<<<<
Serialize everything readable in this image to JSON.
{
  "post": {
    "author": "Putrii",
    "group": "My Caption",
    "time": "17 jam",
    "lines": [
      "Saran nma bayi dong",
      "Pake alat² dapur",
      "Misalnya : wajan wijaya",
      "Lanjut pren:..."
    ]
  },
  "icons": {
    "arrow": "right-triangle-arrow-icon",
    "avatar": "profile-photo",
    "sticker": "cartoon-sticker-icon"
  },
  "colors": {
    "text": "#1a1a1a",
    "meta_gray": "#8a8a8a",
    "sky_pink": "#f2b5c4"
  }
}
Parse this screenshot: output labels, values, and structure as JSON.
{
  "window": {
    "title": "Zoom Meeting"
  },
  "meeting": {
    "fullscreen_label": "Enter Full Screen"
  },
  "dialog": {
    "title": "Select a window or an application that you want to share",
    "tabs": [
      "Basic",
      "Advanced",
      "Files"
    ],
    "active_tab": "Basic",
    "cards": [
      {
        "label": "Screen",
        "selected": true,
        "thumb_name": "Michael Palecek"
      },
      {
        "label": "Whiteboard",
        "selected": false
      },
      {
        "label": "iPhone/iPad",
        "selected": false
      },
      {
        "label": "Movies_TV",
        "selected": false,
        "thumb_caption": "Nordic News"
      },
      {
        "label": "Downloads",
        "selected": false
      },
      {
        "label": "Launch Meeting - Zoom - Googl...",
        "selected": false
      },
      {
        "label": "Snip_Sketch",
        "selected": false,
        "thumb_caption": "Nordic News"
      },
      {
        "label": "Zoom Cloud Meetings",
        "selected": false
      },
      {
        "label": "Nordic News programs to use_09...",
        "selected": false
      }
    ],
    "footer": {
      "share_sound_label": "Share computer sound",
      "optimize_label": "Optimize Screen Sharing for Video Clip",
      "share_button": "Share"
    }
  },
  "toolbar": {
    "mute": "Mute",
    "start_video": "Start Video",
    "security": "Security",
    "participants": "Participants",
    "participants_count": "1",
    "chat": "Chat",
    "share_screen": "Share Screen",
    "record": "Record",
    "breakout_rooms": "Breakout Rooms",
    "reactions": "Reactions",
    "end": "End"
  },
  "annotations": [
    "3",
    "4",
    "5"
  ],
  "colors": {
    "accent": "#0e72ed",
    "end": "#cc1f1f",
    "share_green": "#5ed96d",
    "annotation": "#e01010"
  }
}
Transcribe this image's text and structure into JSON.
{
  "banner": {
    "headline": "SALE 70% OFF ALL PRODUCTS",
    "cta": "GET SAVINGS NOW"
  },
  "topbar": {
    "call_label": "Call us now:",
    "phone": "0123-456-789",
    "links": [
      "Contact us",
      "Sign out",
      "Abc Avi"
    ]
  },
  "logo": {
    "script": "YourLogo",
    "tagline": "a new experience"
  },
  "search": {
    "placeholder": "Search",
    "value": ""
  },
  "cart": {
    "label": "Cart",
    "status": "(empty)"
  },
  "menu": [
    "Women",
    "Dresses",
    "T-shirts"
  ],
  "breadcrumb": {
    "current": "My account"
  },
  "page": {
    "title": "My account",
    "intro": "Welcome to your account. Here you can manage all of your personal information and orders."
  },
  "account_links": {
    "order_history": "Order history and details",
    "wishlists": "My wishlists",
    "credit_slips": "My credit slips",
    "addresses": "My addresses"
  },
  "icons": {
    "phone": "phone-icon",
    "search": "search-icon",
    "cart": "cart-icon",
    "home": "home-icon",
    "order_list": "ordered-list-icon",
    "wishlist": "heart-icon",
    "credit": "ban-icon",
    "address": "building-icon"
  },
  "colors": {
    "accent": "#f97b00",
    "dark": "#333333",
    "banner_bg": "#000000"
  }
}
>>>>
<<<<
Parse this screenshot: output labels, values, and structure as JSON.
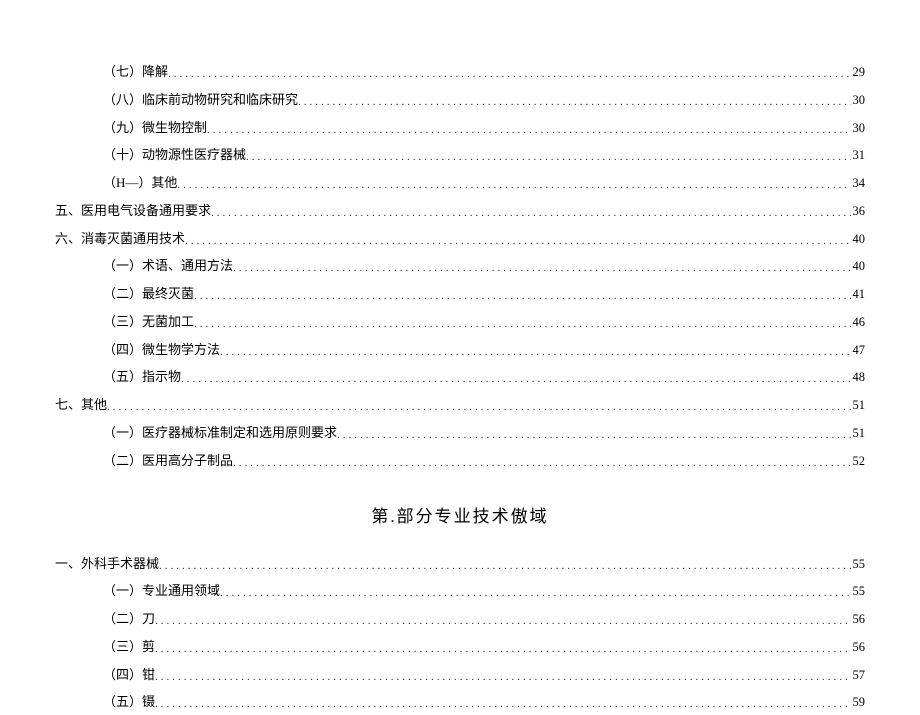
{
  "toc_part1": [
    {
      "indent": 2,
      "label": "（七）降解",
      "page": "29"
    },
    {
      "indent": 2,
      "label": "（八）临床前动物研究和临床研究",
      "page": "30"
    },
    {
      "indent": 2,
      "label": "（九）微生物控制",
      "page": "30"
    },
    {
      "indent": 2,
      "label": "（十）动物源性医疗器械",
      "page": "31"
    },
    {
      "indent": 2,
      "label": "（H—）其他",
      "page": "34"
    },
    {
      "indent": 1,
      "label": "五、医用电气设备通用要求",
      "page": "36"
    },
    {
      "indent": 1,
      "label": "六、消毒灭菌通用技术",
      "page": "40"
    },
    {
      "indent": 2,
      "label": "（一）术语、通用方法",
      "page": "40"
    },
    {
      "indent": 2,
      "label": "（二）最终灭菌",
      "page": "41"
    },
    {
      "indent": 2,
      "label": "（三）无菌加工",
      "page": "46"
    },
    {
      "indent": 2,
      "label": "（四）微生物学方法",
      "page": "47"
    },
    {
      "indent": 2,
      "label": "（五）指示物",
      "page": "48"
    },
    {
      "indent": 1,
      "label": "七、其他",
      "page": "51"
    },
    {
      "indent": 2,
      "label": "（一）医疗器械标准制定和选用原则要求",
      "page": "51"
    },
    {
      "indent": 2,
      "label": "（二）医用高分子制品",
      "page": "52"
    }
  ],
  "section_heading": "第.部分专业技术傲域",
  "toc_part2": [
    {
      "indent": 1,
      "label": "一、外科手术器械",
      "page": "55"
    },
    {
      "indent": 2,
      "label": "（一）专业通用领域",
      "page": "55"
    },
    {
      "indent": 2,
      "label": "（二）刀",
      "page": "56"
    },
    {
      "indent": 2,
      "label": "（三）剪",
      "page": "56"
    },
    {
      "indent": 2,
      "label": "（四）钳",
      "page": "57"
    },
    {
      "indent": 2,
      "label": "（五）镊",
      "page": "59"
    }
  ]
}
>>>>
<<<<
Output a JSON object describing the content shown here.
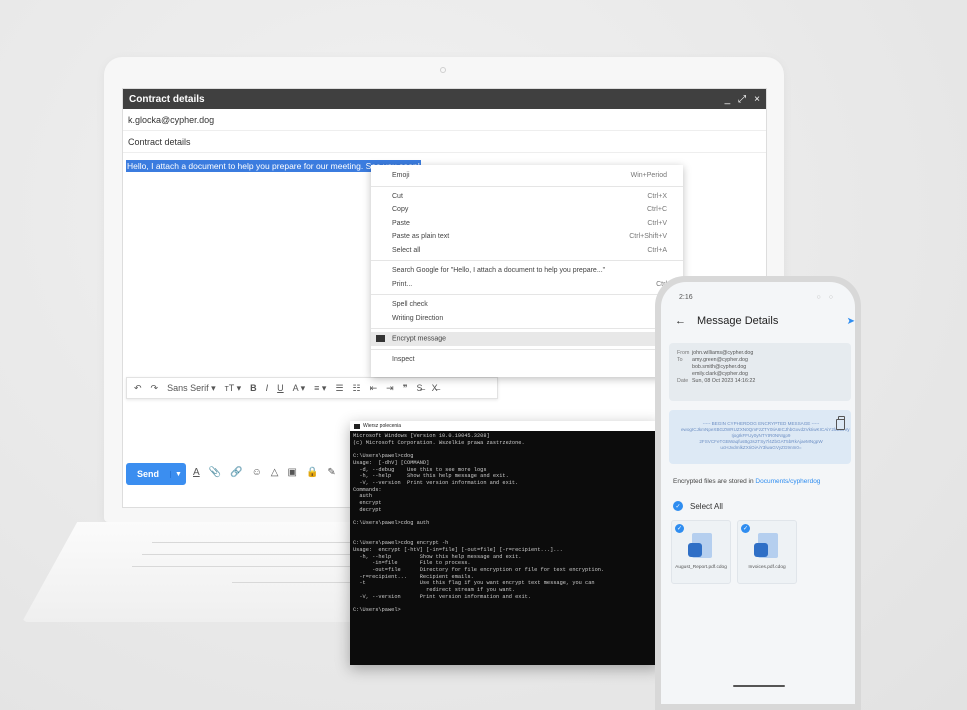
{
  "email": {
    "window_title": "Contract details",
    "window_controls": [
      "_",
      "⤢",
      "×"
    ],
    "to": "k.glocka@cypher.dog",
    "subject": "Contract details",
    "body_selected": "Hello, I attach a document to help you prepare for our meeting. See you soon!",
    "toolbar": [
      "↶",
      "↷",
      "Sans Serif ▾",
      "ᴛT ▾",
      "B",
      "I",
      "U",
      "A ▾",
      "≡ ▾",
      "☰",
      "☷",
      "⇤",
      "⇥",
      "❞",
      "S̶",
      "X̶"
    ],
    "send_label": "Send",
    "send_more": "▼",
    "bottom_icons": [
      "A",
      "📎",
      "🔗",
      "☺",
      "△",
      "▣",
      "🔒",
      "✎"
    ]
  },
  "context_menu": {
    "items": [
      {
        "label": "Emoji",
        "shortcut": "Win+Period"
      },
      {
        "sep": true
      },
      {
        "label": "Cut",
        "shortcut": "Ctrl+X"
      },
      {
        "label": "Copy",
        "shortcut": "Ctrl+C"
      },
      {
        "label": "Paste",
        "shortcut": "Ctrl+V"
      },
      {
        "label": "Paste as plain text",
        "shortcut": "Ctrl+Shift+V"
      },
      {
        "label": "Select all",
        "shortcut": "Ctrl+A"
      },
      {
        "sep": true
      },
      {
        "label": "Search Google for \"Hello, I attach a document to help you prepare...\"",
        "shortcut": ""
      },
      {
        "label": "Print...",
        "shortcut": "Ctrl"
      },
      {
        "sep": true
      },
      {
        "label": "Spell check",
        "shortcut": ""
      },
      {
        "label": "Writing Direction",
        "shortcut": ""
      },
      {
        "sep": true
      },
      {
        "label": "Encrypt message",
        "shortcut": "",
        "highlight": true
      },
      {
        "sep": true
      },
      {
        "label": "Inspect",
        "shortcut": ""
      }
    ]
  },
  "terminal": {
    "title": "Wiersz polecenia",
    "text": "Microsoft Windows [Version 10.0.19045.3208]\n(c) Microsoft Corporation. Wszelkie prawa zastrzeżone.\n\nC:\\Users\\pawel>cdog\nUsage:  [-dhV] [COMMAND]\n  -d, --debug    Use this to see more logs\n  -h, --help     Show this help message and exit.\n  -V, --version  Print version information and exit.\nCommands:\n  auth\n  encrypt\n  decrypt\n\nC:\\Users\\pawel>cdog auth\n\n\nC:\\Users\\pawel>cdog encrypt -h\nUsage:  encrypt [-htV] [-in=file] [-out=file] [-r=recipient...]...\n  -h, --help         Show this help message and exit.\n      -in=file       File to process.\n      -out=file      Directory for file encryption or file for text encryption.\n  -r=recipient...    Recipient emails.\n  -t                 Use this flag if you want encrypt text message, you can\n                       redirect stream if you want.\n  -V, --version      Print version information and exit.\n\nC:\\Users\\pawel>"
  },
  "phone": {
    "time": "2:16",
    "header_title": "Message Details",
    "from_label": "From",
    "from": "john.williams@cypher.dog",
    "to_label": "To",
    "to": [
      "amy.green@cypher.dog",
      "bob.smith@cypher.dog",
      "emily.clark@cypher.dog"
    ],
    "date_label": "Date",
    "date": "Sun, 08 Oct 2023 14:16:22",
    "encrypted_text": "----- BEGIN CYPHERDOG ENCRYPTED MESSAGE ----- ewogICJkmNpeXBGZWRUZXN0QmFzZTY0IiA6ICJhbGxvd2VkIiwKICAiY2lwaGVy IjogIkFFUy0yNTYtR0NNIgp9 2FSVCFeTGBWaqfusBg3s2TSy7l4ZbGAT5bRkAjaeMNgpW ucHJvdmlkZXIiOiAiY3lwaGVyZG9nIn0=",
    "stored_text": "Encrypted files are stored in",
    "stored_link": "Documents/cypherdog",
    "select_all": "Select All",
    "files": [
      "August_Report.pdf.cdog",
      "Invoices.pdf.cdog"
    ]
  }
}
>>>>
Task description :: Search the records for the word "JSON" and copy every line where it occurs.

Written reply ::
Serialize everything readable in this image to JSON.
Parse this screenshot: output labels, values, and structure as JSON.
Transcribe this image's text and structure into JSON.
Parse this screenshot: output labels, values, and structure as JSON.
Output a JSON object describing the content shown here.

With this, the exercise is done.